[DATA TO PROCESS Boundary: Start]

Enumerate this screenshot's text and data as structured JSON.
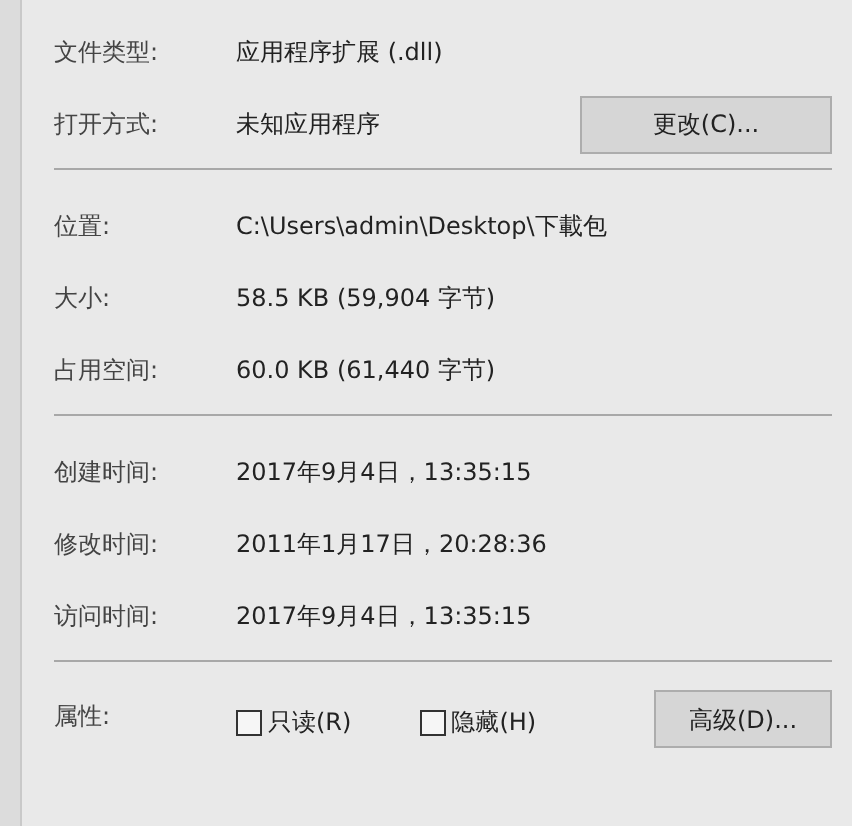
{
  "sections": [
    {
      "rows": [
        {
          "label": "文件类型:",
          "value": "应用程序扩展 (.dll)"
        },
        {
          "label": "打开方式:",
          "value": "未知应用程序",
          "button": "更改(C)..."
        }
      ]
    },
    {
      "rows": [
        {
          "label": "位置:",
          "value": "C:\\Users\\admin\\Desktop\\下載包"
        },
        {
          "label": "大小:",
          "value": "58.5 KB (59,904 字节)"
        },
        {
          "label": "占用空间:",
          "value": "60.0 KB (61,440 字节)"
        }
      ]
    },
    {
      "rows": [
        {
          "label": "创建时间:",
          "value": "2017年9月4日，13:35:15"
        },
        {
          "label": "修改时间:",
          "value": "2011年1月17日，20:28:36"
        },
        {
          "label": "访问时间:",
          "value": "2017年9月4日，13:35:15"
        }
      ]
    }
  ],
  "attributes": {
    "label": "属性:",
    "checkboxes": [
      {
        "label": "只读(R)",
        "checked": false
      },
      {
        "label": "隐藏(H)",
        "checked": false
      }
    ],
    "button": "高级(D)..."
  }
}
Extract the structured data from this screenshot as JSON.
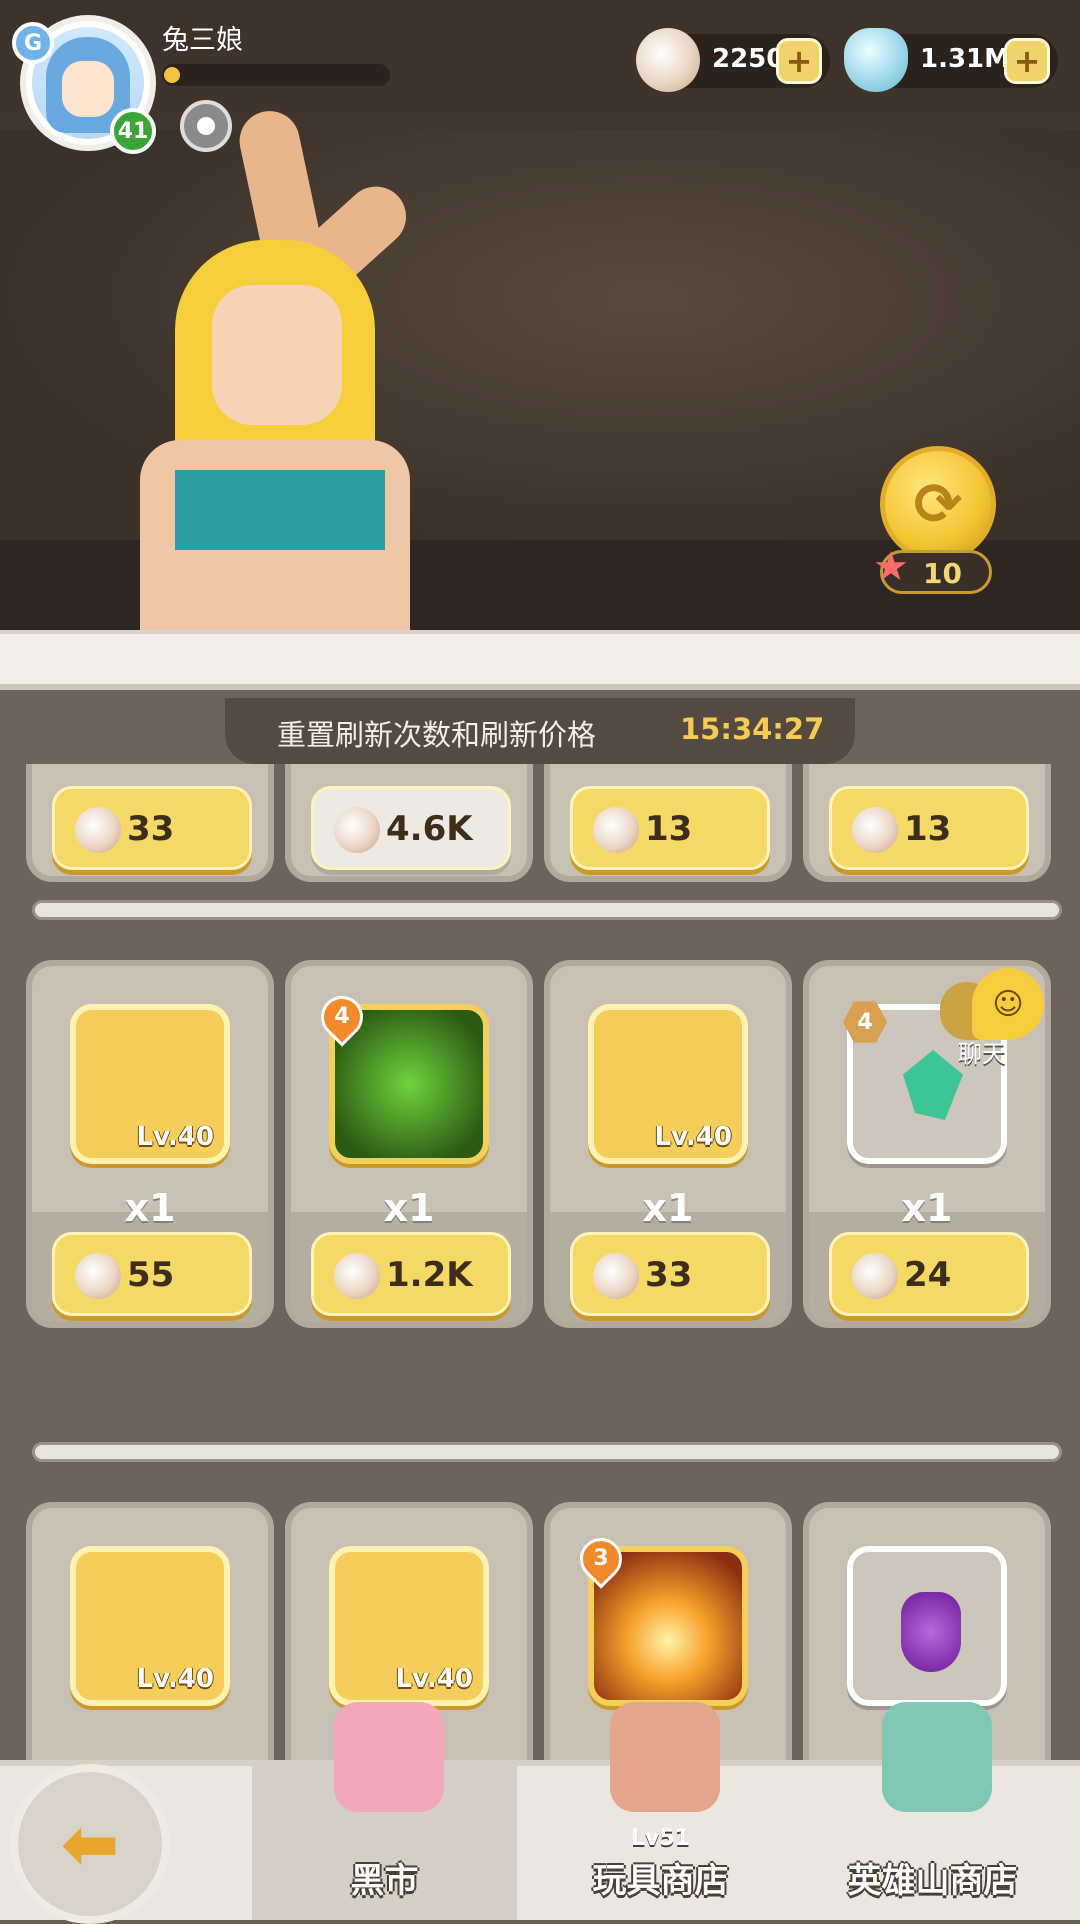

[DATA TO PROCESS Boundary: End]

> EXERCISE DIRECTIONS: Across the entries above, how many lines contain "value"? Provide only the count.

> WRITTEN RESPONSE: 8